• Multi Wavelength Astrophysics
• Phenomenological Study of Astrophysical Sources
• Astro-Particle Physics (EBL, ALP, DM, IGMF)
• Atmospheric Neutron monitoring using Gulmarg Neutron Monitor (GNM)



Detection of flaring episodes and long term monitoring in the quiescent state of AGNs


The telescope with 50 mirror panels has successfully detected gamma-ray emission from Crab Nebula above 5 sigma significance level.


The 21 meter diameter MACE telescope was installed at Hanle in Ladakh at an altitude of 4270m above sea level. The MACE gamma-ray telescope will explore non-thermal Universe in the energy range of 20 GeV - 10 TeV.



This facility with a Cobalt source strength of 80 kCi was installed at ApSD, NRL, Srinagar, J&K in 1981 for studies related to radiation sterilization and extension of shelf life of local fruit through controlled exposure to gamma radiation. This facility also catered to the sterilization needs of many hospitals in Srinagar during 1985-2005. It was also used, in collaboration with scientists from the local universities, to carry out exploratory studies on the possibility of increasing the shelf-life and improving the characteristics of various agricultural and horticultural products. The dose rates for enhancing shelf life of locally grown Pear, Strawberry, Peach, Apple, dried Apricot, Plum, Cherry and Button Mushroom have been optimized.
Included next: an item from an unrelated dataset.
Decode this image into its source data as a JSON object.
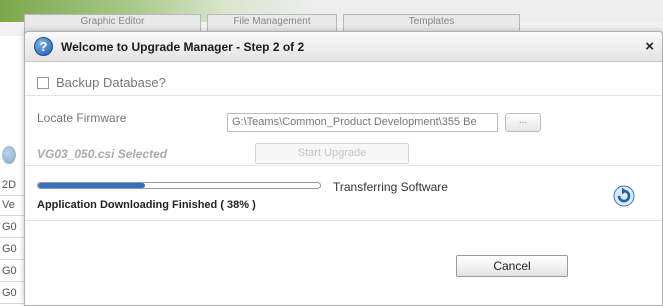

The High Altitude Research Laboratory (HARL) was setup at Gulmarg in 1964-65 at the initiative of Dr. H. J. Bhabha to pursue Cosmic-Ray research. First generation gamma-ray telescope was installed at the same site to study cosmic gamma-ray sources at photon energies beyond 1 TeV. Nuclear Research Laboratory (NRL) Srinagar was established in 1974-75 to take up nuclear science and technology related programmes tuned to the local needs of the region. The Lead-Free Gulmarg Neutron Monitor (LFGNM) provides continuous ground level intensity measurements of atmospheric secondary MeV neutrons produced in interactions of primary cosmic rays with the Earth\'s constituent atmosphere.


The MACE is a 21m diameter gamma-ray telescope recently installed at Hanle in Ladakh at an altitude of 4270m above sea level, highest for any ground-based telescope. The reflecting surface has a focal length of 25 m. The novel feature of the telescope is the integrated imaging camera with 1088 photomultiplier-based pixels and diamond turned metallic mirrors developed first time in the country. The overall weight of the telescope is ~ 170 tonnes. The MACE telescope is among a very few current generation state of the art ground-based gamma-ray instruments world wide. The main mandate of the MACE telescope is to enable the researchers to explore the high energy gamma-ray Universe.


The TACTIC gamma-ray telescope is operational at Mt. Abu for the last several years to study TeV gamma-ray emission from astrophysical sources. The telescope uses a tessellated light collector of ~ 4 meter diameter and a 349-pixel imaging camera, with a uniform pixel resolution of ~0.3 degree and an ~ 6 degree X 6 degree field-of-view, to take a fast snapshot of the atmospheric Cherenkov events. It has capability of deriving energy spectra of TeV gamma-ray sources in the energy range 0.85-20 TeV. The telescope can detect gamma-ray signal from Crab Nebula at 5 sigma significance level in ~ 12 hours. It has detected strong gamma-ray signals from different sources since its first light.

Technologies Developed

(30-11-2020) Development of Compound Parabolic Concentrators

About 3000 light concentrators of parabolic shape were developed for MACE camera to enhance the collection efficiency and reduce the stray light falling on the camera.

(30-11-2020) Development of high speed data acquisition system

1 kHz high speed data acquisition system for MACE telescope has been developed.

(30-11-2020) Development of diamond turned metallic mirrors

About 1500 metallic mirrors of size ~ 0.5 m x 0.5 m each have been developed with few nano-meter surface accuracy using diamond turning technique.